Mary Newman, a clerk at the Houghton Post Office, said Saturday and Monday had both been busy, and Tuesday was shaping up to be the same way.
"There's been a lot of people coming in mailing them," she said. "I think a lot of people send them electronically, too."
Garrett Neese/Daily Mining Gazette
Mark Carver of the Houghton Post Office uses his free time Tuesday to mail his tax returns. Tax forms for 2008 must be filed by midnight. In the background is postal clerk Mary Newman.
Many people choose to send them through certified mail, Newman said.
"They want to make sure they get there," she said.
In a departure from past practice, the last pick up at the drop box in front of the Houghton post office will be at 5 p.m. tonight, not midnight.
For those fortunate enough to get refunds, you can choose to have the refund deposited directly into your bank account. Direct deposit is faster than a paper check; direct depositing while filing online is faster still.
Through April 3, the IRS had received more than 92 million returns, down 4.7 percent from last year. Of those, about 71 million - nearly 77 percent - were filed electronically, an increase of 5.1 percent.
Also, 18.7 percent more people had self-prepared their e-filing.
If you haven't finished your form, there's still time to file online for a six-month extension by filing Form 4868 at irs.gov.
The IRS estimates it will receive 10 million extension requests this year, up from 9.5 million last year. Of those, about 1.9 million are projected to be filed via the Internet.
Even if filing later, people are expected to pay any money owed by today.
Payments can be made online, through the Electronic Federal Tax Payment System or by phone with a credit or debit card.
To arrange a monthly installment plan, people who owe $25,000 or less can apply electronically or attach Form 9465 to the front of their tax return. Taxpayers must include a proposed payment plan, including dates for withdrawal of money. There is a $105 charge for setting up the agreement, which drops to $52 for payments taken straight from the taxpayer's checking bank account; for qualified lower-income taxpayers, that amount is reduced to $43.
There are interest fees plus a late payment penalty on unpaid taxes for each month or part of a month after the due date. Returned not filed by the due date, including extensions, may incur a failure-to-file penalty.
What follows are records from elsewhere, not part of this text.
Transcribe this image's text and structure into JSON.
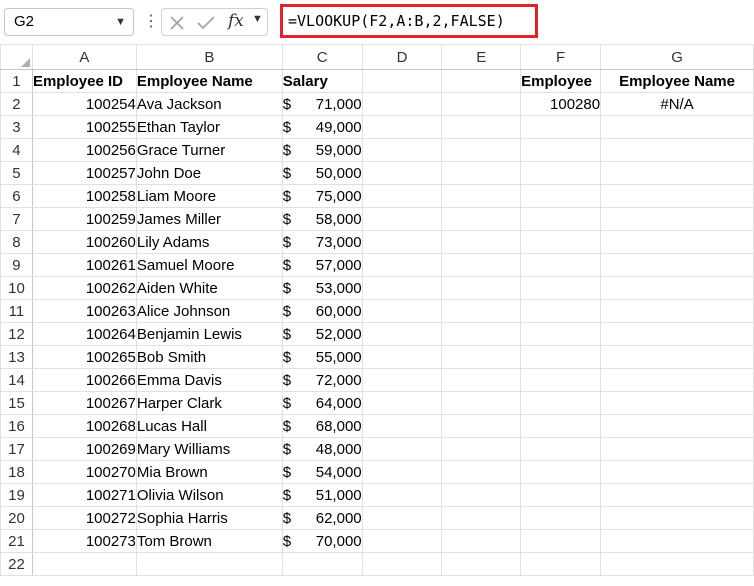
{
  "formula_bar": {
    "name_box": "G2",
    "fx_label": "fx",
    "formula": "=VLOOKUP(F2,A:B,2,FALSE)"
  },
  "columns": [
    "A",
    "B",
    "C",
    "D",
    "E",
    "F",
    "G"
  ],
  "header_row": {
    "row_number": "1",
    "a": "Employee ID",
    "b": "Employee Name",
    "c": "Salary",
    "f": "Employee",
    "g": "Employee Name"
  },
  "lookup": {
    "f2": "100280",
    "g2": "#N/A"
  },
  "currency_symbol": "$",
  "rows": [
    {
      "row": "2",
      "id": "100254",
      "name": "Ava Jackson",
      "salary": "71,000"
    },
    {
      "row": "3",
      "id": "100255",
      "name": "Ethan Taylor",
      "salary": "49,000"
    },
    {
      "row": "4",
      "id": "100256",
      "name": "Grace Turner",
      "salary": "59,000"
    },
    {
      "row": "5",
      "id": "100257",
      "name": "John Doe",
      "salary": "50,000"
    },
    {
      "row": "6",
      "id": "100258",
      "name": "Liam Moore",
      "salary": "75,000"
    },
    {
      "row": "7",
      "id": "100259",
      "name": "James Miller",
      "salary": "58,000"
    },
    {
      "row": "8",
      "id": "100260",
      "name": "Lily Adams",
      "salary": "73,000"
    },
    {
      "row": "9",
      "id": "100261",
      "name": "Samuel Moore",
      "salary": "57,000"
    },
    {
      "row": "10",
      "id": "100262",
      "name": "Aiden White",
      "salary": "53,000"
    },
    {
      "row": "11",
      "id": "100263",
      "name": "Alice Johnson",
      "salary": "60,000"
    },
    {
      "row": "12",
      "id": "100264",
      "name": "Benjamin Lewis",
      "salary": "52,000"
    },
    {
      "row": "13",
      "id": "100265",
      "name": "Bob Smith",
      "salary": "55,000"
    },
    {
      "row": "14",
      "id": "100266",
      "name": "Emma Davis",
      "salary": "72,000"
    },
    {
      "row": "15",
      "id": "100267",
      "name": "Harper Clark",
      "salary": "64,000"
    },
    {
      "row": "16",
      "id": "100268",
      "name": "Lucas Hall",
      "salary": "68,000"
    },
    {
      "row": "17",
      "id": "100269",
      "name": "Mary Williams",
      "salary": "48,000"
    },
    {
      "row": "18",
      "id": "100270",
      "name": "Mia Brown",
      "salary": "54,000"
    },
    {
      "row": "19",
      "id": "100271",
      "name": "Olivia Wilson",
      "salary": "51,000"
    },
    {
      "row": "20",
      "id": "100272",
      "name": "Sophia Harris",
      "salary": "62,000"
    },
    {
      "row": "21",
      "id": "100273",
      "name": "Tom Brown",
      "salary": "70,000"
    }
  ],
  "trailing_rows": [
    "22"
  ],
  "colors": {
    "highlight_border": "#e0232b",
    "table_border": "#8fb9cc"
  }
}
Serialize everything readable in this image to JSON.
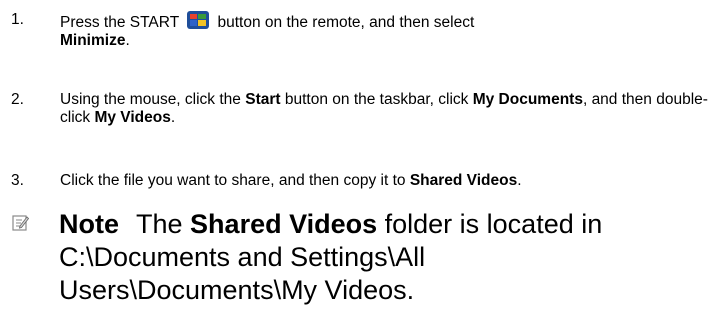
{
  "steps": [
    {
      "number": "1.",
      "before_icon": "Press the START ",
      "icon": "windows-start-icon",
      "after_icon": " button on the remote, and then select ",
      "bold_1": "Minimize",
      "tail": "."
    },
    {
      "number": "2.",
      "part_1": "Using the mouse, click the ",
      "bold_1": "Start",
      "part_2": " button on the taskbar, click ",
      "bold_2": "My Documents",
      "part_3": ", and then double-click ",
      "bold_3": "My Videos",
      "tail": "."
    },
    {
      "number": "3.",
      "part_1": "Click the file you want to share, and then copy it to ",
      "bold_1": "Shared Videos",
      "tail": "."
    }
  ],
  "note": {
    "icon": "note-pencil-icon",
    "label": "Note",
    "part_1": " The ",
    "bold_1": "Shared Videos",
    "part_2": " folder is located in C:\\Documents and Settings\\All Users\\Documents\\My Videos."
  },
  "colors": {
    "text": "#000000",
    "background": "#ffffff",
    "icon_green": "#3a9a3a",
    "icon_red": "#e8412c",
    "icon_blue": "#2f62c8",
    "icon_yellow": "#f3c325",
    "note_icon": "#8a8a8a"
  }
}
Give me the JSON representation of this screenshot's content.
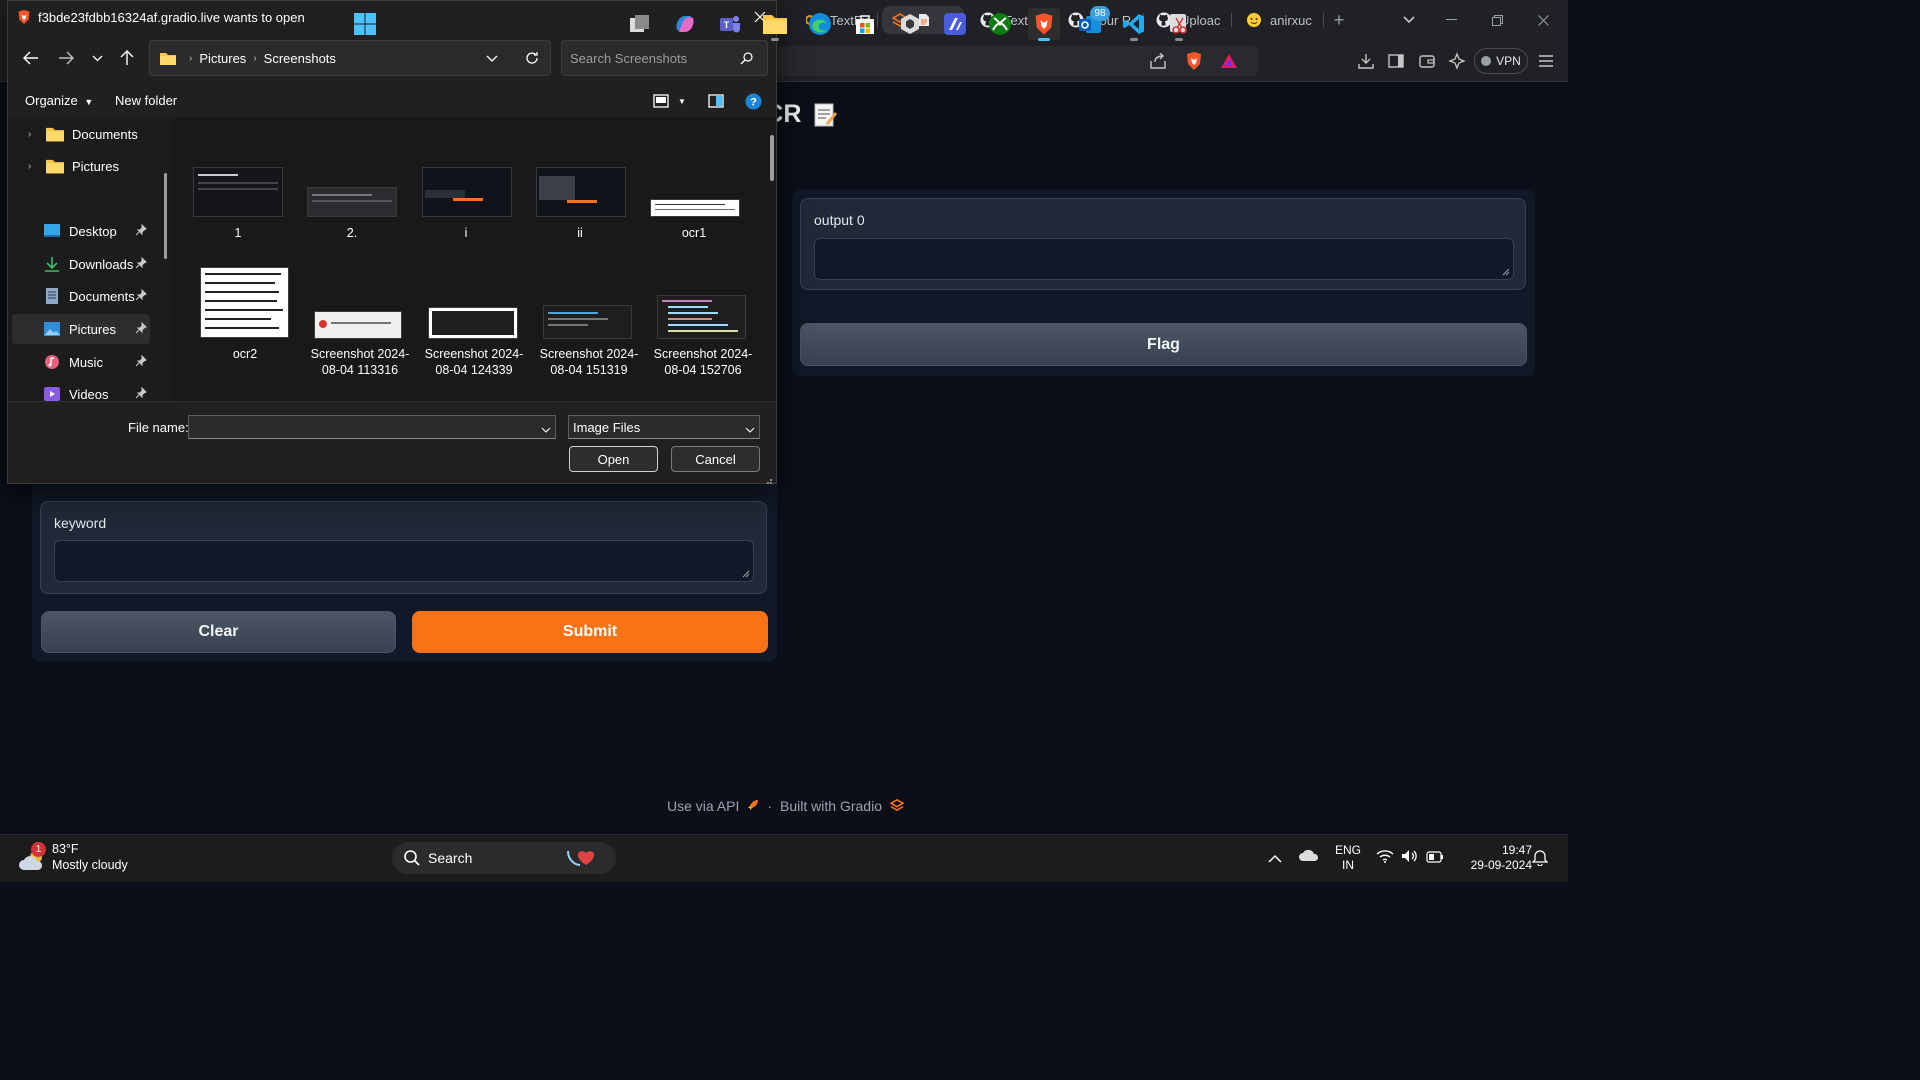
{
  "browser": {
    "tabs": [
      {
        "label": "TextFin",
        "icon": "infinity-icon",
        "active": false
      },
      {
        "label": "",
        "icon": "gradio-icon",
        "active": true
      },
      {
        "label": "TextFin",
        "icon": "github-icon",
        "active": false
      },
      {
        "label": "Your R",
        "icon": "github-icon",
        "active": false
      },
      {
        "label": "Uploac",
        "icon": "github-icon",
        "active": false
      },
      {
        "label": "anirxuc",
        "icon": "huggingface-icon",
        "active": false
      }
    ],
    "vpn_label": "VPN",
    "colors": {
      "accent_orange": "#f97316",
      "brave_orange": "#fb542b"
    }
  },
  "gradio": {
    "title_visible": "der OCR",
    "output_label": "output 0",
    "output_value": "",
    "flag_label": "Flag",
    "keyword_label": "keyword",
    "keyword_value": "",
    "clear_label": "Clear",
    "submit_label": "Submit",
    "footer": {
      "api_label": "Use via API",
      "separator": "·",
      "built_label": "Built with Gradio"
    }
  },
  "dialog": {
    "title": "f3bde23fdbb16324af.gradio.live wants to open",
    "breadcrumb": [
      "Pictures",
      "Screenshots"
    ],
    "search_placeholder": "Search Screenshots",
    "organize_label": "Organize",
    "new_folder_label": "New folder",
    "nav_items": [
      {
        "label": "Documents",
        "icon": "folder-icon",
        "expandable": true,
        "pinned": false
      },
      {
        "label": "Pictures",
        "icon": "folder-icon",
        "expandable": true,
        "pinned": false
      },
      {
        "label": "Desktop",
        "icon": "desktop-icon",
        "expandable": false,
        "pinned": true
      },
      {
        "label": "Downloads",
        "icon": "download-icon",
        "expandable": false,
        "pinned": true
      },
      {
        "label": "Documents",
        "icon": "documents-icon",
        "expandable": false,
        "pinned": true
      },
      {
        "label": "Pictures",
        "icon": "pictures-icon",
        "expandable": false,
        "pinned": true,
        "selected": true
      },
      {
        "label": "Music",
        "icon": "music-icon",
        "expandable": false,
        "pinned": true
      },
      {
        "label": "Videos",
        "icon": "videos-icon",
        "expandable": false,
        "pinned": true
      }
    ],
    "files": [
      {
        "name": "1"
      },
      {
        "name": "2."
      },
      {
        "name": "i"
      },
      {
        "name": "ii"
      },
      {
        "name": "ocr1"
      },
      {
        "name": "ocr2"
      },
      {
        "name": "Screenshot 2024-08-04 113316"
      },
      {
        "name": "Screenshot 2024-08-04 124339"
      },
      {
        "name": "Screenshot 2024-08-04 151319"
      },
      {
        "name": "Screenshot 2024-08-04 152706"
      }
    ],
    "file_name_label": "File name:",
    "file_name_value": "",
    "file_type": "Image Files",
    "open_label": "Open",
    "cancel_label": "Cancel"
  },
  "taskbar": {
    "weather": {
      "badge": "1",
      "temp": "83°F",
      "condition": "Mostly cloudy"
    },
    "search_label": "Search",
    "outlook_badge": "98",
    "language": [
      "ENG",
      "IN"
    ],
    "time": "19:47",
    "date": "29-09-2024"
  }
}
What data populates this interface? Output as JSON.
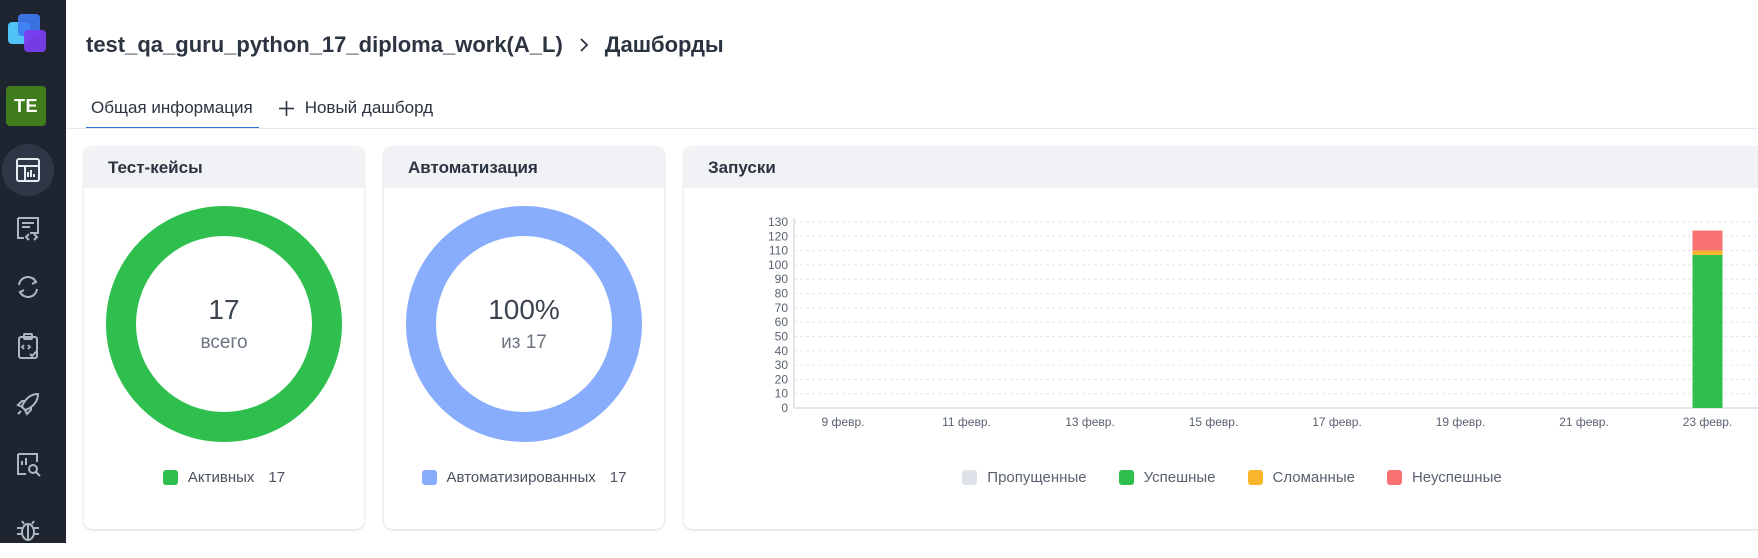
{
  "sidebar": {
    "avatar_initials": "TE",
    "avatar_color": "#3f7c1c",
    "items": [
      {
        "name": "dashboard-icon",
        "active": true
      },
      {
        "name": "testcases-icon",
        "active": false
      },
      {
        "name": "launches-icon",
        "active": false
      },
      {
        "name": "testplans-icon",
        "active": false
      },
      {
        "name": "rocket-icon",
        "active": false
      },
      {
        "name": "analytics-icon",
        "active": false
      },
      {
        "name": "defects-icon",
        "active": false
      }
    ]
  },
  "breadcrumb": {
    "project": "test_qa_guru_python_17_diploma_work(A_L)",
    "page": "Дашборды"
  },
  "tabs": [
    {
      "label": "Общая информация",
      "active": true
    },
    {
      "label": "Новый дашборд",
      "active": false
    }
  ],
  "widgets": {
    "testcases": {
      "title": "Тест-кейсы",
      "value": "17",
      "sub": "всего",
      "legend_label": "Активных",
      "legend_count": "17",
      "color": "#2fbf4f"
    },
    "automation": {
      "title": "Автоматизация",
      "value": "100%",
      "sub": "из 17",
      "legend_label": "Автоматизированных",
      "legend_count": "17",
      "color": "#88adfc"
    },
    "launches": {
      "title": "Запуски"
    }
  },
  "chart_data": {
    "type": "bar",
    "stacked": true,
    "x_ticks": [
      "9 февр.",
      "11 февр.",
      "13 февр.",
      "15 февр.",
      "17 февр.",
      "19 февр.",
      "21 февр.",
      "23 февр."
    ],
    "ylim": [
      0,
      130
    ],
    "y_ticks": [
      0,
      10,
      20,
      30,
      40,
      50,
      60,
      70,
      80,
      90,
      100,
      110,
      120,
      130
    ],
    "grid": true,
    "legend_position": "bottom",
    "series": [
      {
        "name": "Пропущенные",
        "color": "#dde2e8",
        "values": [
          0
        ]
      },
      {
        "name": "Успешные",
        "color": "#2fbf4f",
        "values": [
          107
        ]
      },
      {
        "name": "Сломанные",
        "color": "#fbb52a",
        "values": [
          3
        ]
      },
      {
        "name": "Неуспешные",
        "color": "#f87272",
        "values": [
          14
        ]
      }
    ],
    "bar_categories": [
      "23 февр."
    ]
  }
}
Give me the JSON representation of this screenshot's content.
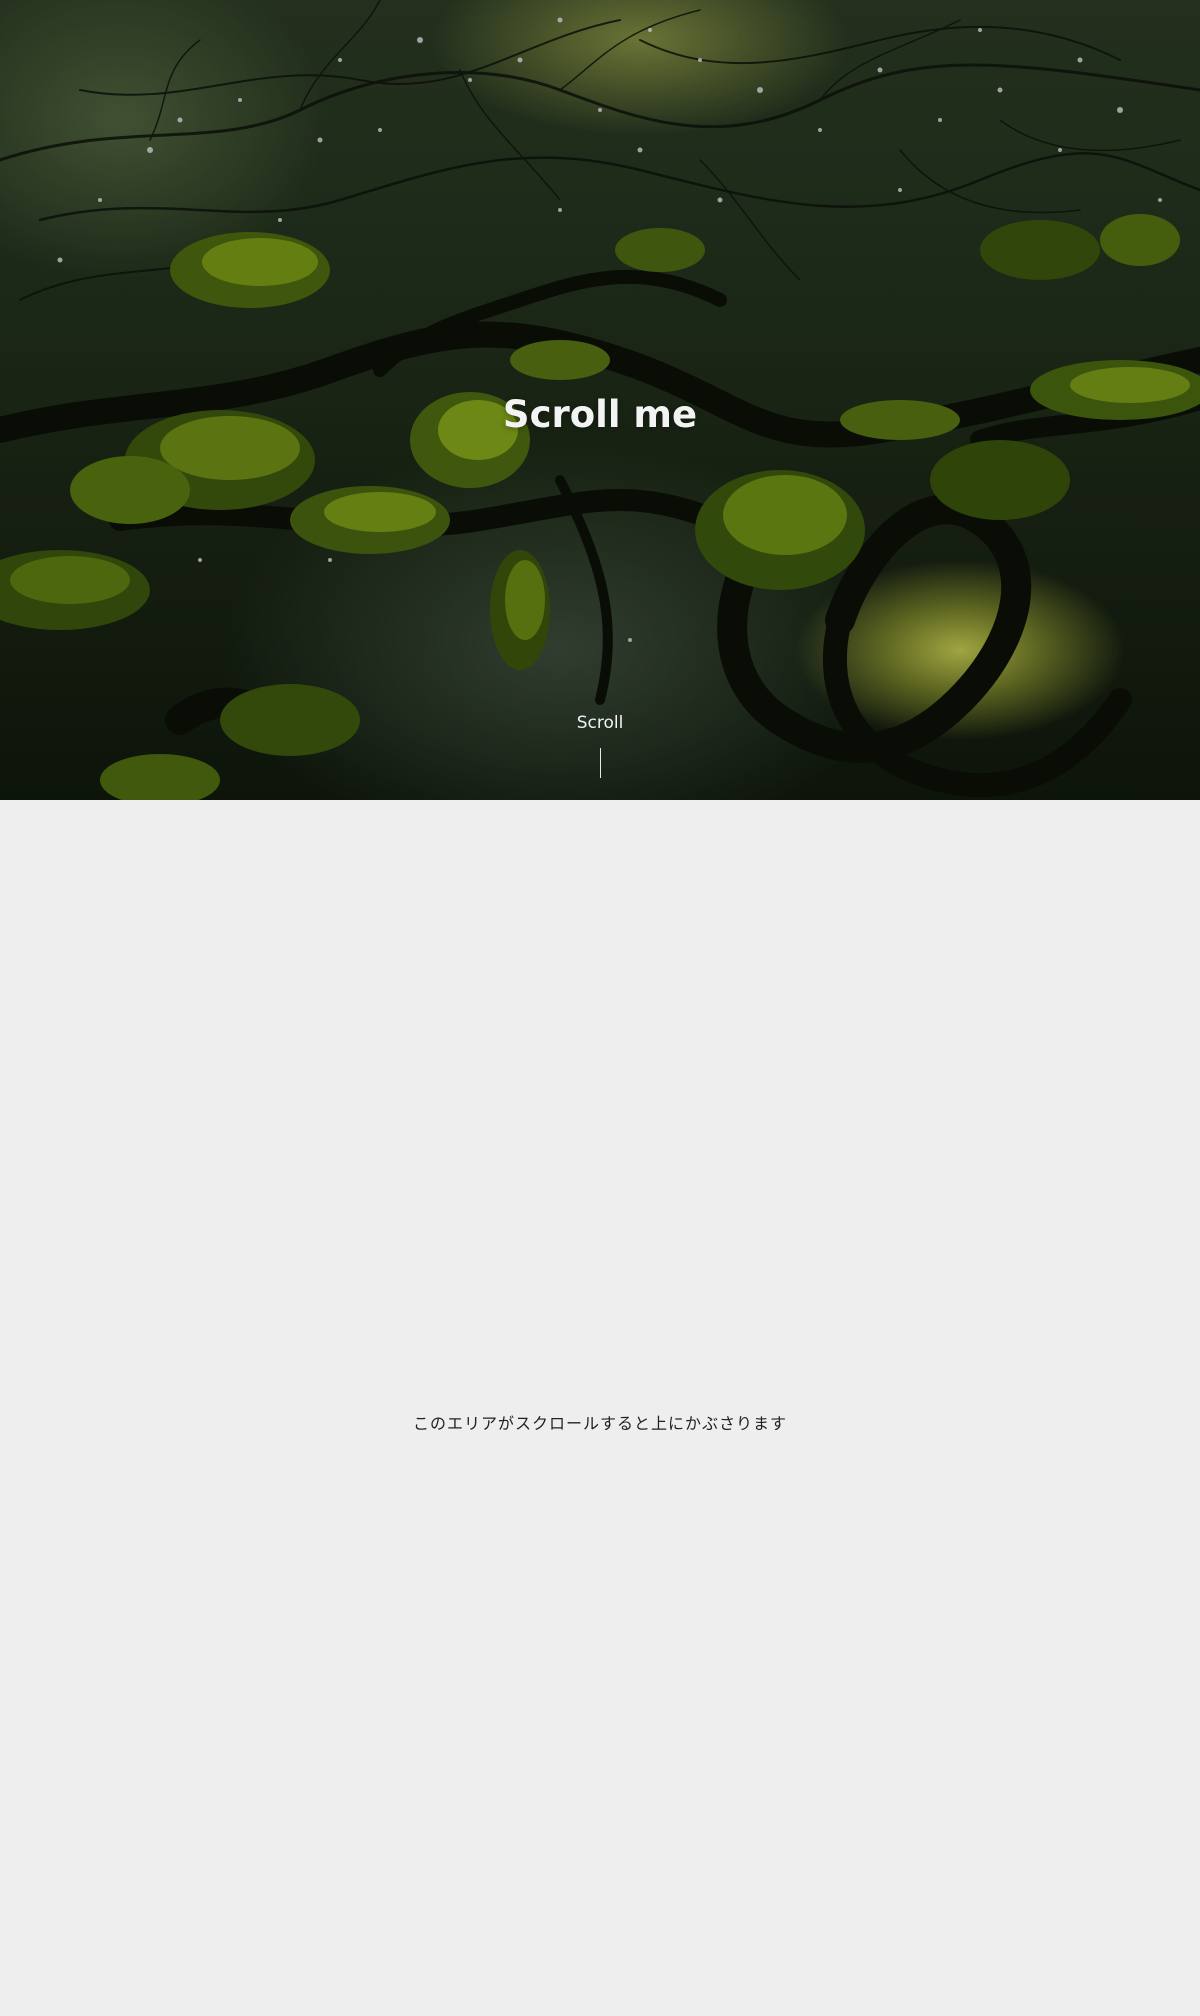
{
  "hero": {
    "title": "Scroll me",
    "scroll_label": "Scroll",
    "background_image": "moss-covered-tree-branches-photo"
  },
  "content": {
    "text": "このエリアがスクロールすると上にかぶさります",
    "background_color": "#eeeeee"
  }
}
Today's deadline for filing and paying does not apply to military personnel serving in combat zones and victims of recent floods and tornadoes in Minnesota, North Dakota and Oklahoma.
Garrett Neese can be reached at firstname.lastname@example.org.